> _Task instructions_
Repeat exactly the line that contains "What's the underlying" and every line below it to the end of the material, omitting all others.

> _Materials provided_
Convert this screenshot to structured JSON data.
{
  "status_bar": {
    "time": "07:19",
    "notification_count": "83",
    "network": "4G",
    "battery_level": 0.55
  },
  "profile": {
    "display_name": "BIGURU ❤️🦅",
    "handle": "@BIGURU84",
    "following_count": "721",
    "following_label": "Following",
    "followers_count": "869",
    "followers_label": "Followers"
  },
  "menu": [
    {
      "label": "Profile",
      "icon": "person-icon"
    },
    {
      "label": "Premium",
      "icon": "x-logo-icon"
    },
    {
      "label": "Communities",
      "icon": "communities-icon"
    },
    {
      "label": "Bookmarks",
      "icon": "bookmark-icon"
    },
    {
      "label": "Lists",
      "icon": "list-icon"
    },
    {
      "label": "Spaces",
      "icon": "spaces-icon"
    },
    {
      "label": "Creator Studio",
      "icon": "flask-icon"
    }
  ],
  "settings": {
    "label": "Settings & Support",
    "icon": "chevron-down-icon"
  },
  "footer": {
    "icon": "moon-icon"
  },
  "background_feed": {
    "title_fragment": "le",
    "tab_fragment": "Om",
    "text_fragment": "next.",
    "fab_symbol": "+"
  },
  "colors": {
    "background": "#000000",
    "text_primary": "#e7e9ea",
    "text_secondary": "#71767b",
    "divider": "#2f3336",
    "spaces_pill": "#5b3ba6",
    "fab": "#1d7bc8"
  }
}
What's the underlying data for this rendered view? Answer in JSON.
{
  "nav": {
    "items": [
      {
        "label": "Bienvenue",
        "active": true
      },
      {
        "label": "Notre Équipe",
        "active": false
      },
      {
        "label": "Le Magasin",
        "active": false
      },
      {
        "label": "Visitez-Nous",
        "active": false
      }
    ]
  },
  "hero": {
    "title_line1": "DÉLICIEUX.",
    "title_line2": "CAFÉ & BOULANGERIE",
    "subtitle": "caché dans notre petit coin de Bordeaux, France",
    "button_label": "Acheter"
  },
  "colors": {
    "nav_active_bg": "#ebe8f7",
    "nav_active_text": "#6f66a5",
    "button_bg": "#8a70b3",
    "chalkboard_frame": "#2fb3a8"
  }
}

> _Answer box_
What's the underlying data for this rendered view? Answer in JSON.
{
  "nav": {
    "items": [
      {
        "label": "Bienvenue",
        "active": true
      },
      {
        "label": "Notre Équipe",
        "active": false
      },
      {
        "label": "Le Magasin",
        "active": false
      },
      {
        "label": "Visitez-Nous",
        "active": false
      }
    ]
  },
  "hero": {
    "title_line1": "DÉLICIEUX.",
    "title_line2": "CAFÉ & BOULANGERIE",
    "subtitle": "caché dans notre petit coin de Bordeaux, France",
    "button_label": "Acheter"
  },
  "colors": {
    "nav_active_bg": "#ebe8f7",
    "nav_active_text": "#6f66a5",
    "button_bg": "#8a70b3",
    "chalkboard_frame": "#2fb3a8"
  }
}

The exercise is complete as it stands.